The integrated viewer was the one noticeable change to users, although Mozilla enhanced under-the-hood features as well for website developers, and added support for additional HTML5 standards.
Firefox 19 also included patches for 13 security vulnerabilities, 10 pegged as "critical," the company's most severe threat ranking.
But the inclusion of a PDF viewer was what Firefox users will see. The viewer was once slated for Firefox 18 -- it was part of that edition's beta -- but Mozilla pulled the component before shipping the browser early last month, delaying it until the next iteration in its every-six-week release cycle.
With the move, Mozilla follows in Google's footsteps: The search giant baked a PDF viewer into Chrome more than two years ago.
But unlike Chrome's PDF viewer, which operates inside the browser's anti-exploit sandbox, Firefox's does not sport similar defenses. And that matters, as PDF documents are often rigged with malicious code.
Adobe, for example, said last weekend that it plans to patch the Reader plug-in this week to stifle attacks exploiting a pair of vulnerabilities. And Foxit, another popular PDF browser plug-in, quashed a bug of its own less than five weeks ago.
Even sans a sandbox, Mozilla claimed its PDF viewer would be more secure than traditional plug-ins such as Adobe Reader. "Many of these plug-ins come with proprietary, closed source code that could potentially expose users to security vulnerabilities," said Bill Walker and Brendan Dahl, engineering manager and software engineer at Mozilla, respectively, in a January blog announcing the viewer.
But security experts have pointed out that Firefox's PDF viewer will likely suffer bugs of its own.
"I would have to imagine that it has just as much potential to have bugs as any other software," said Andrew Storms, director of security operations at nCircle Security, in an interview Tuesday conducted via instant messaging. "It would appear they are banking on the open-source community to provide better security than the closed source commercial PDF viewer from Adobe. By pulling the PDF reader 'in house' via an open-source initiative, it lets them release bug fixes much faster and on their own schedule."

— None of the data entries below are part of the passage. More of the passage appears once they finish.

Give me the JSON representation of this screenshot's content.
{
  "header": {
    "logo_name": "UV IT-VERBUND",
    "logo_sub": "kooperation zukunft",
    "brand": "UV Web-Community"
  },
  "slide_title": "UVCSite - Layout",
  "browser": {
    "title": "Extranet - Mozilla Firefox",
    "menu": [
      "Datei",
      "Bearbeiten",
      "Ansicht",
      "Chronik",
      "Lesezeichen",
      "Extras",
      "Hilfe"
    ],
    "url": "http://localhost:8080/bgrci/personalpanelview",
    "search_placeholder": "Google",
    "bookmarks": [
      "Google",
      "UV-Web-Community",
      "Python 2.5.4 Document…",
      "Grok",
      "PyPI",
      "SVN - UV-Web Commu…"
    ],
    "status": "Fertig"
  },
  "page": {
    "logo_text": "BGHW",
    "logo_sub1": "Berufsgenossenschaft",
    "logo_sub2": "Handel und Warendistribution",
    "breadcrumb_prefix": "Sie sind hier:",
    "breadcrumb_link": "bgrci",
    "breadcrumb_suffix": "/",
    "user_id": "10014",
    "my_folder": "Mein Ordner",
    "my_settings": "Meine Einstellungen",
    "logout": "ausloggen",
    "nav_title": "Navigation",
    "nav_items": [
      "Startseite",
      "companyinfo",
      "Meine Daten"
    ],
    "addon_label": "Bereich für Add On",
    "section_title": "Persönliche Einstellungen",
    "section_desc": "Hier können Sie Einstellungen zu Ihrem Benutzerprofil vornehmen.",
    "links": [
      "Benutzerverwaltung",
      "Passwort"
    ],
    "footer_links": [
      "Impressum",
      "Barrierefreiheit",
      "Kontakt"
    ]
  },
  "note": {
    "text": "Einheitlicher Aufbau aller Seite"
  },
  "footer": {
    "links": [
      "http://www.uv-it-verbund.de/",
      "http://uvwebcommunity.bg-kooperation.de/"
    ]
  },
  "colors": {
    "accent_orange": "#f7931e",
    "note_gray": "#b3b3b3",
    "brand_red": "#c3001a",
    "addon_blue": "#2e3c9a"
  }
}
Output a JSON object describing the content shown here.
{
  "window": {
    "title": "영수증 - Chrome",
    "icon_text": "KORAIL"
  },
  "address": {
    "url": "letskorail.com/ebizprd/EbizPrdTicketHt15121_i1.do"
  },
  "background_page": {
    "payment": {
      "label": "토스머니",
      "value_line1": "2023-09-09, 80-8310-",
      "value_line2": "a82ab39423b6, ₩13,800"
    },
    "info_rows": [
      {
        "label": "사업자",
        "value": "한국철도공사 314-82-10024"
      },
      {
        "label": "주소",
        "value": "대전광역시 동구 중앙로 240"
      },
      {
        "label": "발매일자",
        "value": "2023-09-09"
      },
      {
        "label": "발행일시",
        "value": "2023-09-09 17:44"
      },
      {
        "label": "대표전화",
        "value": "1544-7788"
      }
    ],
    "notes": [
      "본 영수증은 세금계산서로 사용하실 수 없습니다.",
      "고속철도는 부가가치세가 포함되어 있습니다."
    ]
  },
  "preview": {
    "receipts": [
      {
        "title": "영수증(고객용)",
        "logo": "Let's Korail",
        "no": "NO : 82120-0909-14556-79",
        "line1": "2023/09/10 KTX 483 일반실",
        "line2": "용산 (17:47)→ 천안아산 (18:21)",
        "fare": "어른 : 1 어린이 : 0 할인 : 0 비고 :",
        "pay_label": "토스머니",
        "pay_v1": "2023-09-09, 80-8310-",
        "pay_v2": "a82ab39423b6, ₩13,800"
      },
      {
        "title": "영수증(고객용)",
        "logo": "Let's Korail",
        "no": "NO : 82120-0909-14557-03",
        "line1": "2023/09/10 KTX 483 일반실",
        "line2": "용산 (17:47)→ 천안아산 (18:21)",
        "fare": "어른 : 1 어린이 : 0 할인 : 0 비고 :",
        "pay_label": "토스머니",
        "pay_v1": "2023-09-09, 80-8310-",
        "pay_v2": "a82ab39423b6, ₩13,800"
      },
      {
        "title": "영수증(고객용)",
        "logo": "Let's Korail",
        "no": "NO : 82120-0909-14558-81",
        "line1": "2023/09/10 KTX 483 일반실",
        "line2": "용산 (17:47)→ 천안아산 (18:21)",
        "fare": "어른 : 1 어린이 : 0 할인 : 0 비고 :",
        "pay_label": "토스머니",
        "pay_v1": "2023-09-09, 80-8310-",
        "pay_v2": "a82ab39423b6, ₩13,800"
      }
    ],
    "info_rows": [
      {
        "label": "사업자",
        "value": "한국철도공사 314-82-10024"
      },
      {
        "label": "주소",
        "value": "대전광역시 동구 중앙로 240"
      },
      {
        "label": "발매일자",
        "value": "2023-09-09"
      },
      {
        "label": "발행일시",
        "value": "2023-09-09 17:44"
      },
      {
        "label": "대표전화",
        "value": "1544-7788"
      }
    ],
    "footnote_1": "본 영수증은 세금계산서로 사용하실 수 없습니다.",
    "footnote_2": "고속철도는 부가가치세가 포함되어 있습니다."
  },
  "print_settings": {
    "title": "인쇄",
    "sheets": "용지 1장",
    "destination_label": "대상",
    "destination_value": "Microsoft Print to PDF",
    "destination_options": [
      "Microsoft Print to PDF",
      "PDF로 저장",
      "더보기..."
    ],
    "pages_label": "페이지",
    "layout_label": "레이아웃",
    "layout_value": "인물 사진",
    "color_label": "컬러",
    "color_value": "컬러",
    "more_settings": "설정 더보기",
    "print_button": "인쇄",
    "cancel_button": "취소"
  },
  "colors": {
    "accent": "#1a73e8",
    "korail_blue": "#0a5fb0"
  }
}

Storms was echoing comments made last month by other security professionals.